Input:
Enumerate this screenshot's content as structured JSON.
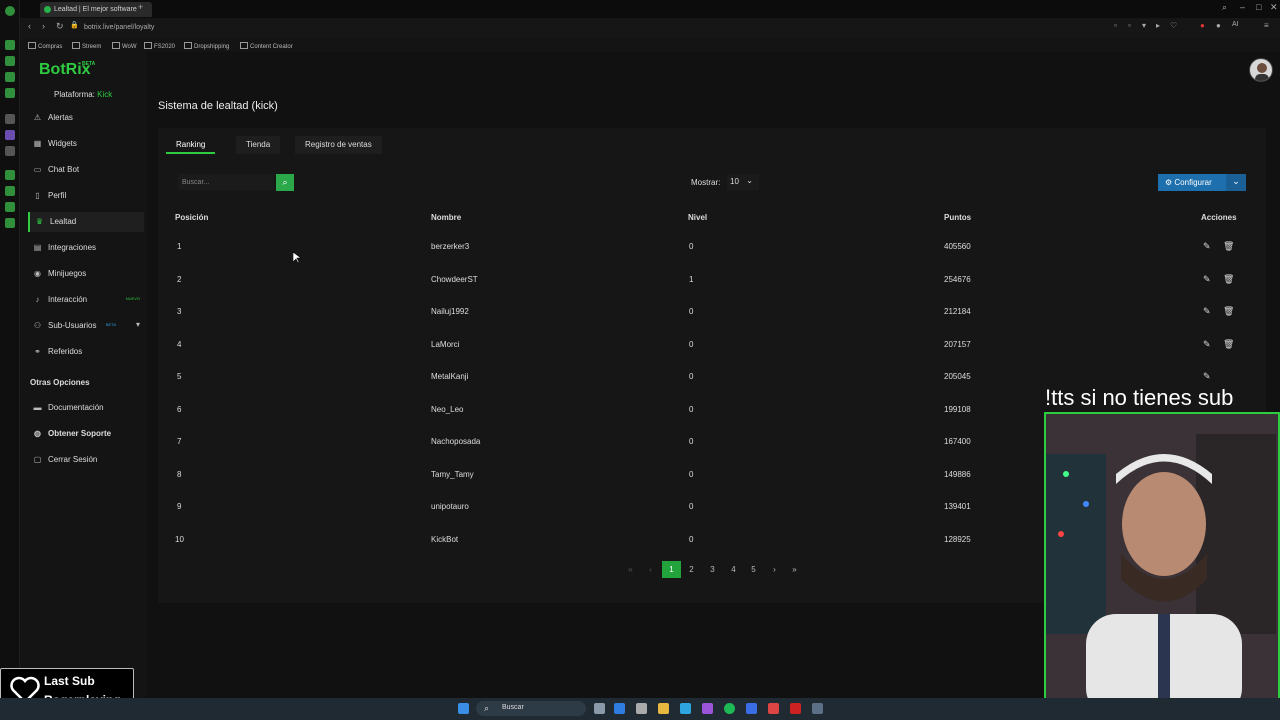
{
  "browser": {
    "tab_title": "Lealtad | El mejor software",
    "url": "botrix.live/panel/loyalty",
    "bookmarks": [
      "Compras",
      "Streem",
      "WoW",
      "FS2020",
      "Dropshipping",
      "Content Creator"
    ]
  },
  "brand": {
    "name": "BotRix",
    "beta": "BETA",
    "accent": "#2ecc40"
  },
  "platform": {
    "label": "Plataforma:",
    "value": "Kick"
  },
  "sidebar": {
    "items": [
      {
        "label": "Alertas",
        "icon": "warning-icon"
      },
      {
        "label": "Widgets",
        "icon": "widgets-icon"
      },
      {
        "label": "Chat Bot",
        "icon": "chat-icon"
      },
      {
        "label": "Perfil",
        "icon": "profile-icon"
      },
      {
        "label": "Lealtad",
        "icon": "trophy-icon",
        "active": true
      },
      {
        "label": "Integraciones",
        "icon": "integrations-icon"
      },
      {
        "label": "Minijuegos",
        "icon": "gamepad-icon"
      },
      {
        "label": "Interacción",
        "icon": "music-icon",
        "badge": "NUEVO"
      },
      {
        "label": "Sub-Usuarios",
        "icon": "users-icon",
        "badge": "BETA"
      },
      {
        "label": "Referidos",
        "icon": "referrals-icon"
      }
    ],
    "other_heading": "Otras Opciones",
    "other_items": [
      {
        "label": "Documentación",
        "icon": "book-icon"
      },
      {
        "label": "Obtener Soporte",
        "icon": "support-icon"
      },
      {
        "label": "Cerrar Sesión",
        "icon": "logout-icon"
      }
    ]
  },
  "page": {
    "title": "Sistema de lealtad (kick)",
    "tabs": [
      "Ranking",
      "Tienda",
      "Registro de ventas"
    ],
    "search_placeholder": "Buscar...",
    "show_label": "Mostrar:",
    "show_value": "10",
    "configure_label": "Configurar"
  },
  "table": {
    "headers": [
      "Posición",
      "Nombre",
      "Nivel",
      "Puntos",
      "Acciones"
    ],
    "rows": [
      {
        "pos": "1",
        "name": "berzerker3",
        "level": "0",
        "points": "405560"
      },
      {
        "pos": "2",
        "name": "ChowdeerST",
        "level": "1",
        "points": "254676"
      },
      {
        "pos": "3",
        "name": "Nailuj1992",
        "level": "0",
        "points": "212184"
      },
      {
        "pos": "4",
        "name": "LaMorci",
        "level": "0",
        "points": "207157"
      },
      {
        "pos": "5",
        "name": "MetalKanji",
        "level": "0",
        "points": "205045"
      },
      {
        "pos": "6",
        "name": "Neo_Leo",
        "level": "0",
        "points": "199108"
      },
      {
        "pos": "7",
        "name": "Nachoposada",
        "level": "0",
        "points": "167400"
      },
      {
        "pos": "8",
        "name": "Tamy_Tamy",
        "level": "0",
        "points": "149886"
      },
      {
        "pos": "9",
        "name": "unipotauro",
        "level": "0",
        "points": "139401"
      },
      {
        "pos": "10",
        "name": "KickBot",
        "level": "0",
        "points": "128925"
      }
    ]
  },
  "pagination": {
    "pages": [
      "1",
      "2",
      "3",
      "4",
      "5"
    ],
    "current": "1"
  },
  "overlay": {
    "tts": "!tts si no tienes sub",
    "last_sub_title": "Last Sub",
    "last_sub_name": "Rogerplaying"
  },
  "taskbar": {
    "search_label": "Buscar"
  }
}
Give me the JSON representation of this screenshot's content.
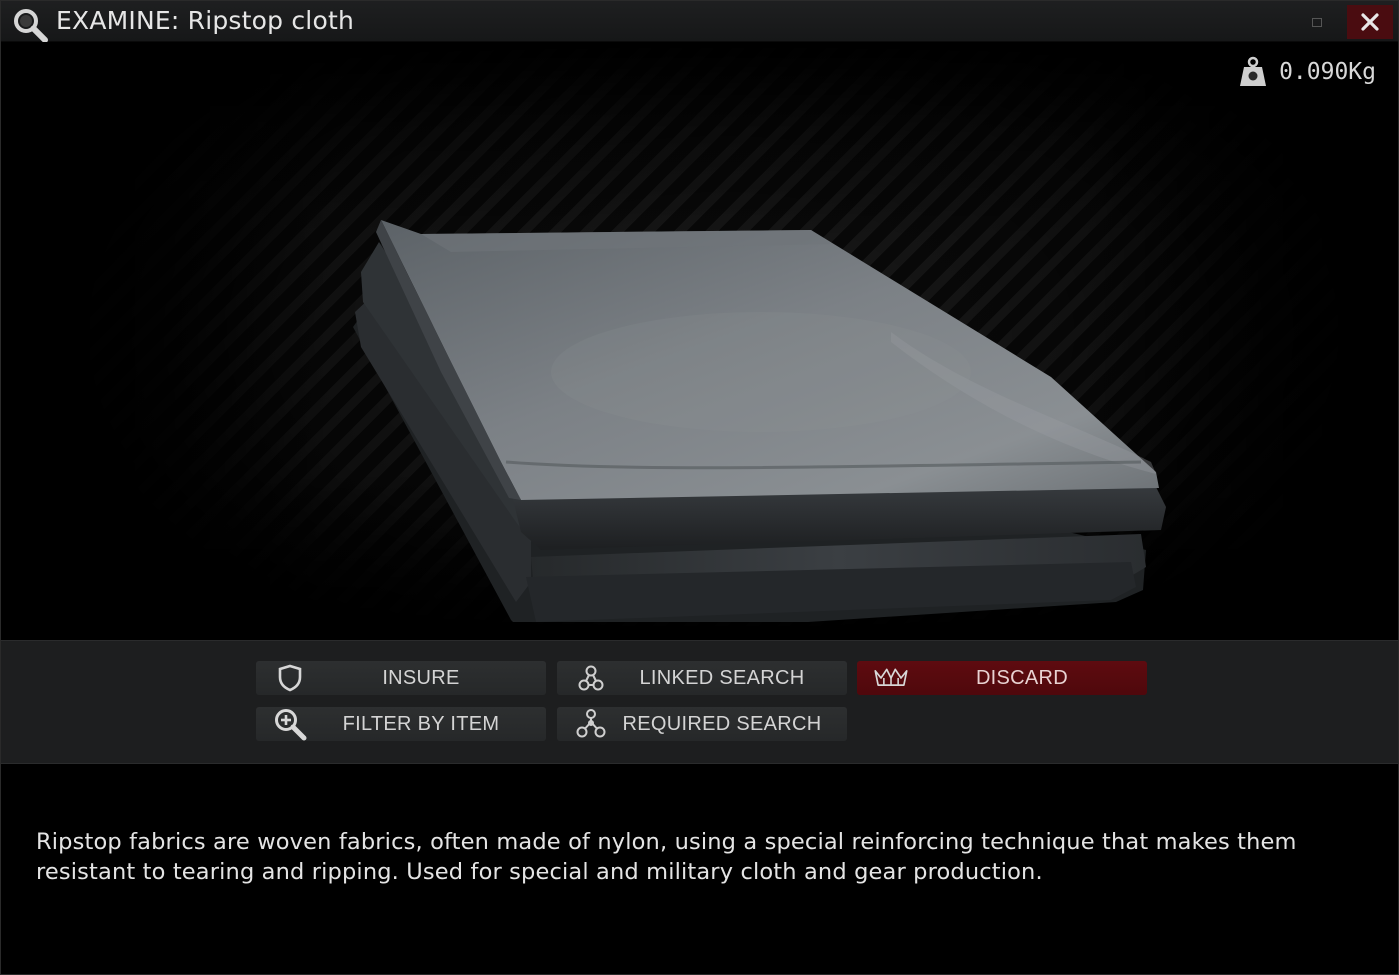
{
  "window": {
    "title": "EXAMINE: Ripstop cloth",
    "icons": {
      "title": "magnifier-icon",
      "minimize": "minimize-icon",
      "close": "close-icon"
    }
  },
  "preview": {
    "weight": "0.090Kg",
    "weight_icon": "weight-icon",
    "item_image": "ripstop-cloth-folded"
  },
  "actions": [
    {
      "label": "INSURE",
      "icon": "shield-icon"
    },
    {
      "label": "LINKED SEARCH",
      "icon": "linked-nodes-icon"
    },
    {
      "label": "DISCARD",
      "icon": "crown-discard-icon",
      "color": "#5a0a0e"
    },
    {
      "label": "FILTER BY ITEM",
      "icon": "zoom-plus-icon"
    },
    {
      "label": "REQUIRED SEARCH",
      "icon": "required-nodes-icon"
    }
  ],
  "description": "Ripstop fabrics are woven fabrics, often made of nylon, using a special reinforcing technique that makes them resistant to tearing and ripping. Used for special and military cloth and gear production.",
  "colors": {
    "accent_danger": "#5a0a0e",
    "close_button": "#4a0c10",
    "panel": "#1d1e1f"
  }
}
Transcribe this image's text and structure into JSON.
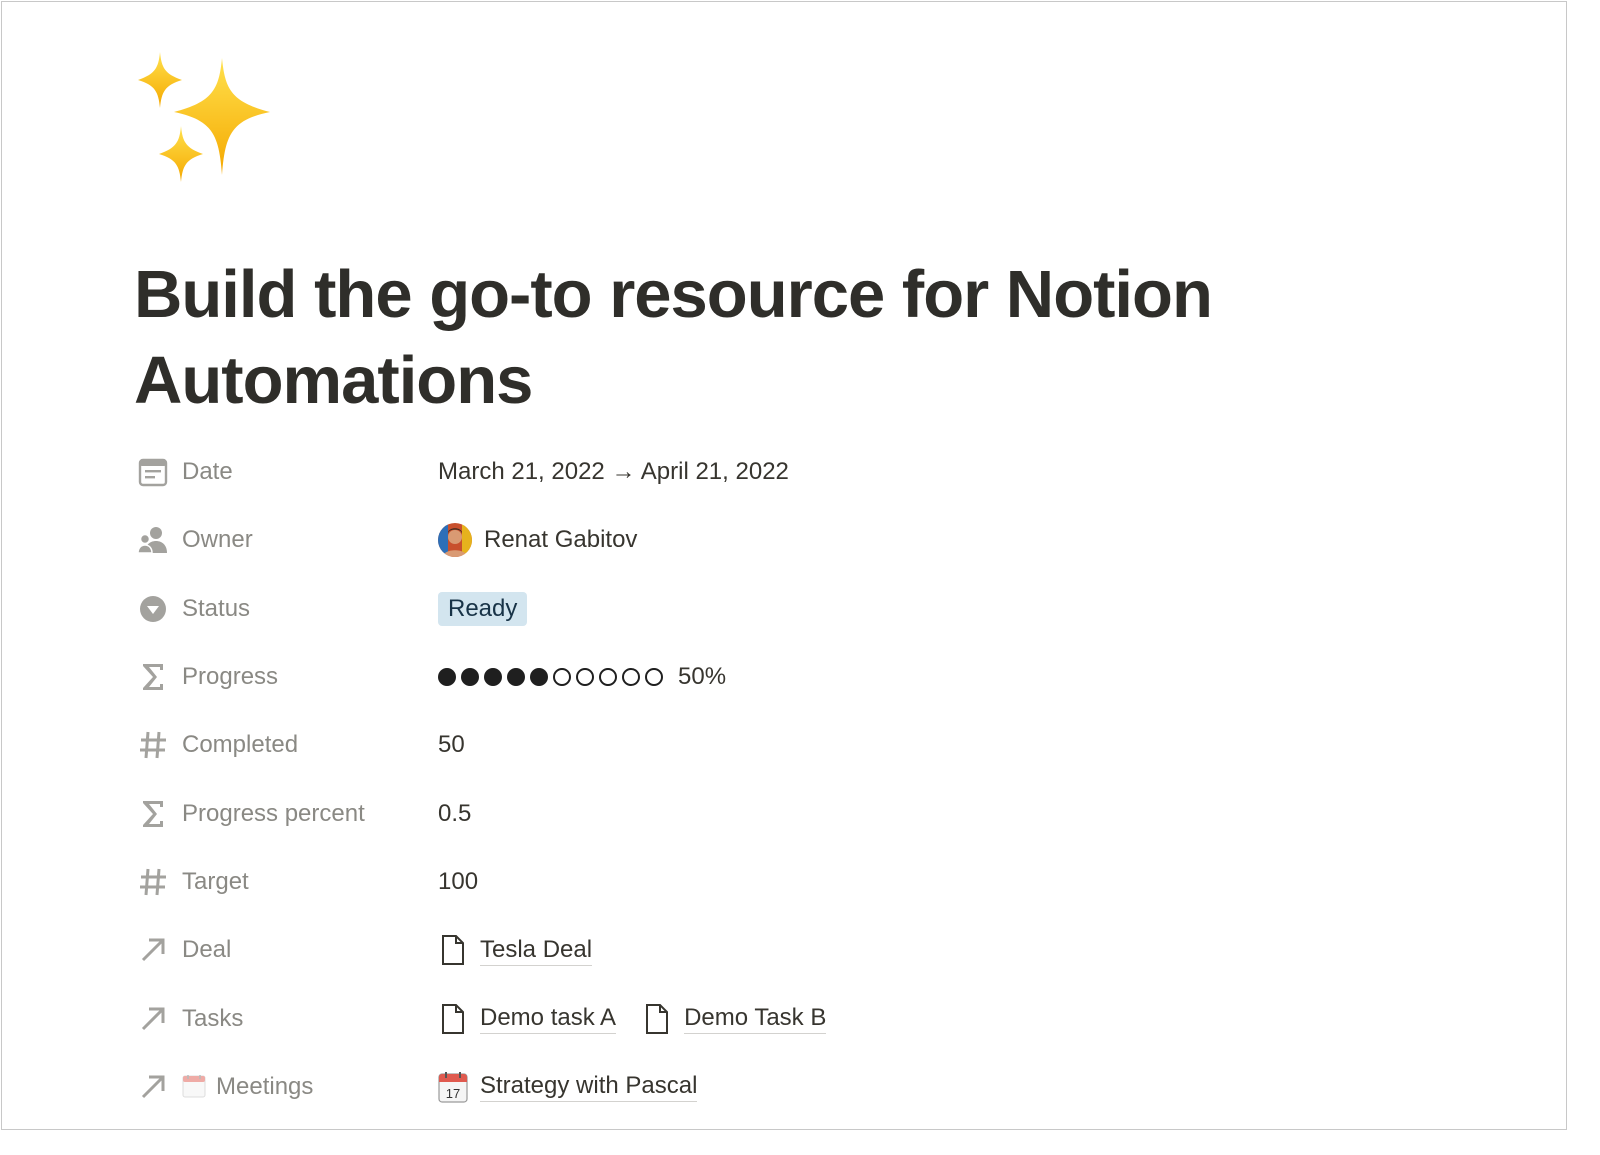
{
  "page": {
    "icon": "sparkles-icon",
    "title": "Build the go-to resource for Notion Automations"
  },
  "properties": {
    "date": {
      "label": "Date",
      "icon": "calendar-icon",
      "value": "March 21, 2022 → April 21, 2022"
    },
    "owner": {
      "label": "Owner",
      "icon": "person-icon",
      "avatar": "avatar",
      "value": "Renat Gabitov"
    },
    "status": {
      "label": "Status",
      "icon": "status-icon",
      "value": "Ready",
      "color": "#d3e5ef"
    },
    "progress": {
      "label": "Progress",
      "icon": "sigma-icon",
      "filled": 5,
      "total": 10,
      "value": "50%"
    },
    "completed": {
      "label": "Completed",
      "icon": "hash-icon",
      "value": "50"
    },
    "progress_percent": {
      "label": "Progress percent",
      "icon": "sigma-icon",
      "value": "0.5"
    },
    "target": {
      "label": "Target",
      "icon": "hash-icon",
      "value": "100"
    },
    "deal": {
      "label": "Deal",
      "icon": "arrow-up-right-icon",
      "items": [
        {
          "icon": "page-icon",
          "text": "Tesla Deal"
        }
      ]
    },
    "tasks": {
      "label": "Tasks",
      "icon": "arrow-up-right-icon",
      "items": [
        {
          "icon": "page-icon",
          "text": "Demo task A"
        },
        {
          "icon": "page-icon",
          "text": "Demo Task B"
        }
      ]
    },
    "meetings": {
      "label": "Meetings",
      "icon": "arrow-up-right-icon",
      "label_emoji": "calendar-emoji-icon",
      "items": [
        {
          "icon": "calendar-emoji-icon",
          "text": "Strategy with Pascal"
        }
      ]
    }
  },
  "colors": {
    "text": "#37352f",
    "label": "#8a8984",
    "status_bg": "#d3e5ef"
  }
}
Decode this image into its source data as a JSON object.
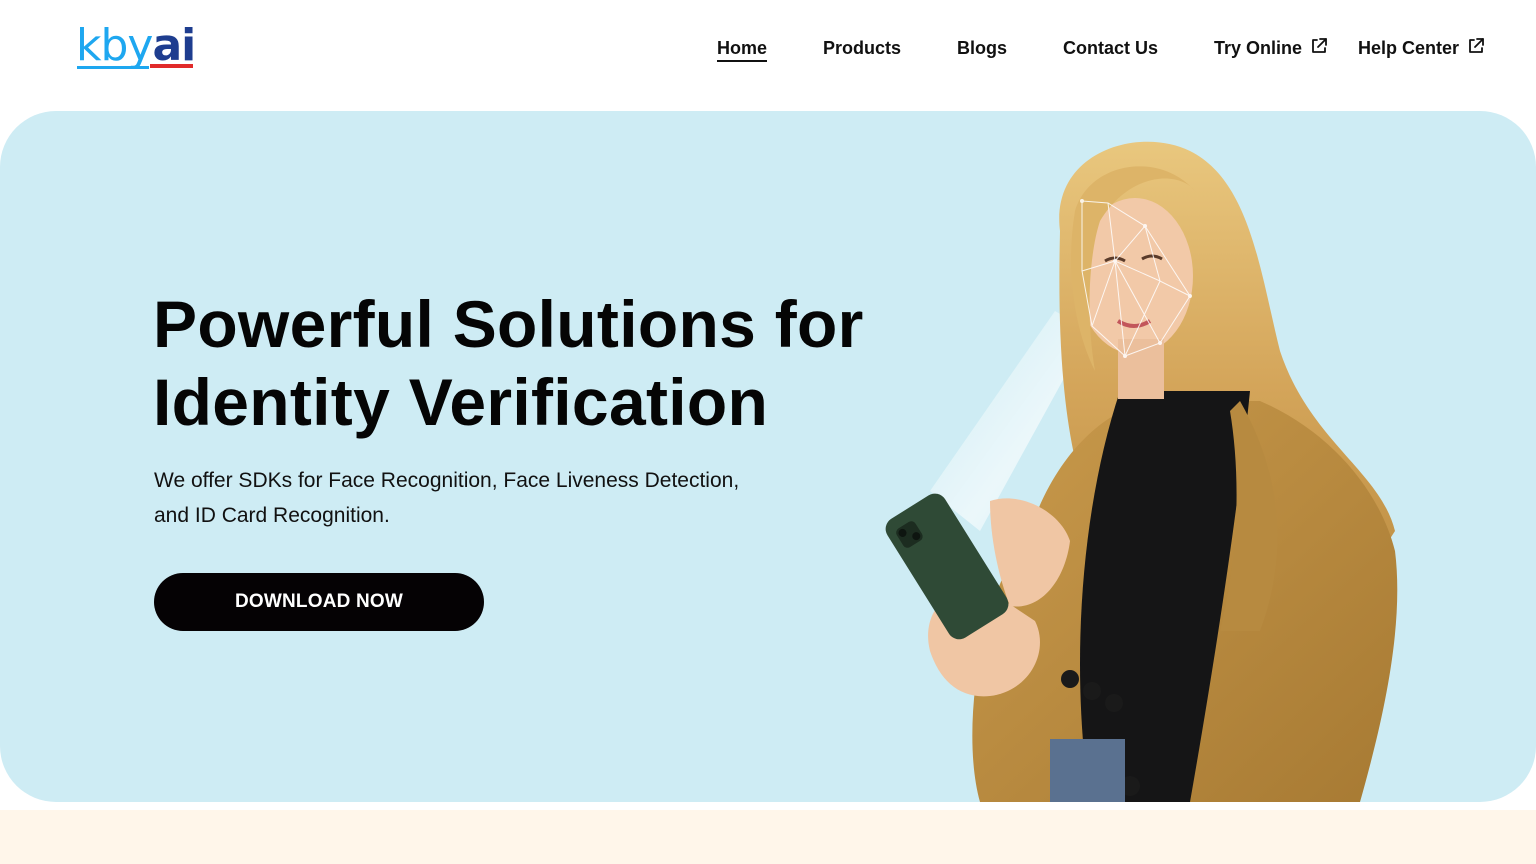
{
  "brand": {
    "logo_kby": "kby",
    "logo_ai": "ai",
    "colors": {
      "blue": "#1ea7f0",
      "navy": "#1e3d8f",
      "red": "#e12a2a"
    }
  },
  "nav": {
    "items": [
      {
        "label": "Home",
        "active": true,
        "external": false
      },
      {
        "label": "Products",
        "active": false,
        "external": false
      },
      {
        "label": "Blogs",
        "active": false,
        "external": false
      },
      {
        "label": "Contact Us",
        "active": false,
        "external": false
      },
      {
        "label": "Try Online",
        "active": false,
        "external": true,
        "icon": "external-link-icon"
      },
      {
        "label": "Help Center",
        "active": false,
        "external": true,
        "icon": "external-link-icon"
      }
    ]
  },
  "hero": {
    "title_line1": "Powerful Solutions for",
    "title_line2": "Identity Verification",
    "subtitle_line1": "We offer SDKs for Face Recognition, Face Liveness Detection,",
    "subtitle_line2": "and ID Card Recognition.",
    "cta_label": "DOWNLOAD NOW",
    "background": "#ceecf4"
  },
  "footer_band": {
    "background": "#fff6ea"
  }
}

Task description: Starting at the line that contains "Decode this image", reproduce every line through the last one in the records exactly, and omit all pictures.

Result below:
Decode this image into its source data as a JSON object.
{
  "brand": {
    "logo_kby": "kby",
    "logo_ai": "ai",
    "colors": {
      "blue": "#1ea7f0",
      "navy": "#1e3d8f",
      "red": "#e12a2a"
    }
  },
  "nav": {
    "items": [
      {
        "label": "Home",
        "active": true,
        "external": false
      },
      {
        "label": "Products",
        "active": false,
        "external": false
      },
      {
        "label": "Blogs",
        "active": false,
        "external": false
      },
      {
        "label": "Contact Us",
        "active": false,
        "external": false
      },
      {
        "label": "Try Online",
        "active": false,
        "external": true,
        "icon": "external-link-icon"
      },
      {
        "label": "Help Center",
        "active": false,
        "external": true,
        "icon": "external-link-icon"
      }
    ]
  },
  "hero": {
    "title_line1": "Powerful Solutions for",
    "title_line2": "Identity Verification",
    "subtitle_line1": "We offer SDKs for Face Recognition, Face Liveness Detection,",
    "subtitle_line2": "and ID Card Recognition.",
    "cta_label": "DOWNLOAD NOW",
    "background": "#ceecf4"
  },
  "footer_band": {
    "background": "#fff6ea"
  }
}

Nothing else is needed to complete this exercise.